The FCA has, over the past 12 months, highlighted their concerns over the sale of complex Interest Rate Hedging products to tens of thousands of small to medium sized businesses who were "non sophisticated customers". The FCA directed a number of banks to provide "fair and reasonable redress" to these "non sophisticated" customers. The "non sophisticated" customers who were sold these products ranged from care home operators, hoteliers, chemists, vets, hauliers, small property developers and pub owners.These customers were advised by the banks to "hedge" the possibility of interest rates increasing when also taking out a loan with the bank. In fact, the banks made it a condition of the loan to require a hedging product.As a result, many customers were faced with crippling monthly repayments when the interest rates fell and also unreasonably high exits fees should the customer wish to terminate the hedging product.

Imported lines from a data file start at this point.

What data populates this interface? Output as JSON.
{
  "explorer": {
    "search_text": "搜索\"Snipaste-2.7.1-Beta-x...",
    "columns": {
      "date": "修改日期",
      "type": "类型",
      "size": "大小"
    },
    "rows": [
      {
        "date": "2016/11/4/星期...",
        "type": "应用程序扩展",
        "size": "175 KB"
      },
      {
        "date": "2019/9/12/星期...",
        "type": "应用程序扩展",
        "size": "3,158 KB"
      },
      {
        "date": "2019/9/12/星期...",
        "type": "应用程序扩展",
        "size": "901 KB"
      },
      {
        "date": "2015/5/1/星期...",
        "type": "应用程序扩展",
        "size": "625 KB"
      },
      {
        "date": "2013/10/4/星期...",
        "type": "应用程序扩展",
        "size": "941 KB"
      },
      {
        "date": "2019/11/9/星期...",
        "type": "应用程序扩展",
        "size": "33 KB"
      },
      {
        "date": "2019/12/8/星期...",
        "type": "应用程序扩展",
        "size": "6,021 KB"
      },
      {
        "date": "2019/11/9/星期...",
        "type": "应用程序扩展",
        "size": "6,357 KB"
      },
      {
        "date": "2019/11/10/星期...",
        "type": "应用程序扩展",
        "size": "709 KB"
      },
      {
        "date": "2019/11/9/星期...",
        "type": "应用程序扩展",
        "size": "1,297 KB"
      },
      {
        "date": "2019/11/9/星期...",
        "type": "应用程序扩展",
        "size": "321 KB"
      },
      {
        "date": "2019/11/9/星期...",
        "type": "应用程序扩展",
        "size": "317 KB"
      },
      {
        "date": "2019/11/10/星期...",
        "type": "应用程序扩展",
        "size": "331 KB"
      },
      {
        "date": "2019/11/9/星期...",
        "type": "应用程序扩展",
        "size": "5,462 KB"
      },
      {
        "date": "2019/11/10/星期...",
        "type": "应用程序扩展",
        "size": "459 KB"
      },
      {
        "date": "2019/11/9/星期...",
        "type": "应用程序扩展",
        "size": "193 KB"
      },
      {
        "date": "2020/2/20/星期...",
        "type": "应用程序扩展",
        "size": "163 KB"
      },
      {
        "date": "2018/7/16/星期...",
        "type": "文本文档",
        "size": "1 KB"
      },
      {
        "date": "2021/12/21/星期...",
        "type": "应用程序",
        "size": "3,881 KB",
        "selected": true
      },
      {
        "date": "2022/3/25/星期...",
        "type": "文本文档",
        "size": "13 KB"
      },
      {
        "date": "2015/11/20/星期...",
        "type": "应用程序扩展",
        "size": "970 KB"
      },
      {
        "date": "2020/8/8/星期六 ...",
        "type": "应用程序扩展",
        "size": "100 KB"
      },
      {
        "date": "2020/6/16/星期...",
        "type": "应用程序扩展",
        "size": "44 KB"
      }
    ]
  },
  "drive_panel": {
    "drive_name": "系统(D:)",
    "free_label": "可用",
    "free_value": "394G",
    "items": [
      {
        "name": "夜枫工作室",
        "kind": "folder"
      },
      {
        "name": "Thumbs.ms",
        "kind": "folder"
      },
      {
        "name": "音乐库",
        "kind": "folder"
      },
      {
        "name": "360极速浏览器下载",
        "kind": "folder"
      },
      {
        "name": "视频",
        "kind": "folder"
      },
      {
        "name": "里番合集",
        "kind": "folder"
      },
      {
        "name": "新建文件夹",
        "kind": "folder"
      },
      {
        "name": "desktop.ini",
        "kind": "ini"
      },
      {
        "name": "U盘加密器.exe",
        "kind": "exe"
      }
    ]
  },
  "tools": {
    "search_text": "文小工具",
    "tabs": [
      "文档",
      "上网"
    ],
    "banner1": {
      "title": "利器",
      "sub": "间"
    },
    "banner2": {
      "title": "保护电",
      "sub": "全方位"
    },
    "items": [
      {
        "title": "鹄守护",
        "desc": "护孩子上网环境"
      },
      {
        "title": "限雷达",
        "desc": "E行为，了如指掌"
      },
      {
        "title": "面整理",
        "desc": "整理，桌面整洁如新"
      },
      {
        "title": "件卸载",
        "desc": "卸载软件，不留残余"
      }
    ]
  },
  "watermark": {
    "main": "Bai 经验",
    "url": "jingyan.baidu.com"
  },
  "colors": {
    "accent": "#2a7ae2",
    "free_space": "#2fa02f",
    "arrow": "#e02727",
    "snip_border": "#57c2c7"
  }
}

In June 2012, the FCA followed issued a finding that "serious failings" had occurred in the sale of swaps and other interest rate derivatives to small business which amounted to mis-selling. The FCA came to an agreement with the four major banks , namely RBS, Barclays, Lloyds and HSBC that these banks would review their past sales of these products and offer appropriate redress.
Despite the apparent agreement reached between the banks and the FCA, the FCA says the offering of compensation packages to those businesses affected by the mis-selling has been "slower than expected". Whilst the process has improved, figures released in October 2013 show that the banks were still missing their targets. The FCA initially hoped to resolve 1000 cases during the month, but only 800 have been resolved. The FCA states that this delay has caused "customer frustration".
The FCA has now written to the four major banks to agree ways to speed up the process. The FCA has also agreed with the four major banks to split compensation payments. Initial compensation will be paid on the losses directly associated with the mis-selling of the hedging product. For example, the interest charges or the exit costs. More complicated consequential losses, for example if the customers has other losses as a result of the mis-selling, will be dealt with later. The 4 major banks have also agreed to pay interest on compensation associated directly with the mis-selling at the rate of 8%.
Customers should therefore welcome the intervention of the FCA and hope that the banks now meet the targets for providing redress. Customers must also remember, however, that if they are unhappy with the compensation offered, or indeed if no compensation is offered, they only have 6 years from the date the hedging product was entered into to bring a claim in the courts. If the bank are reviewing any customers' claim this does not extend the period of 6 years to bring a claim.
By Leanne Millhouse, commercial litigation solicitor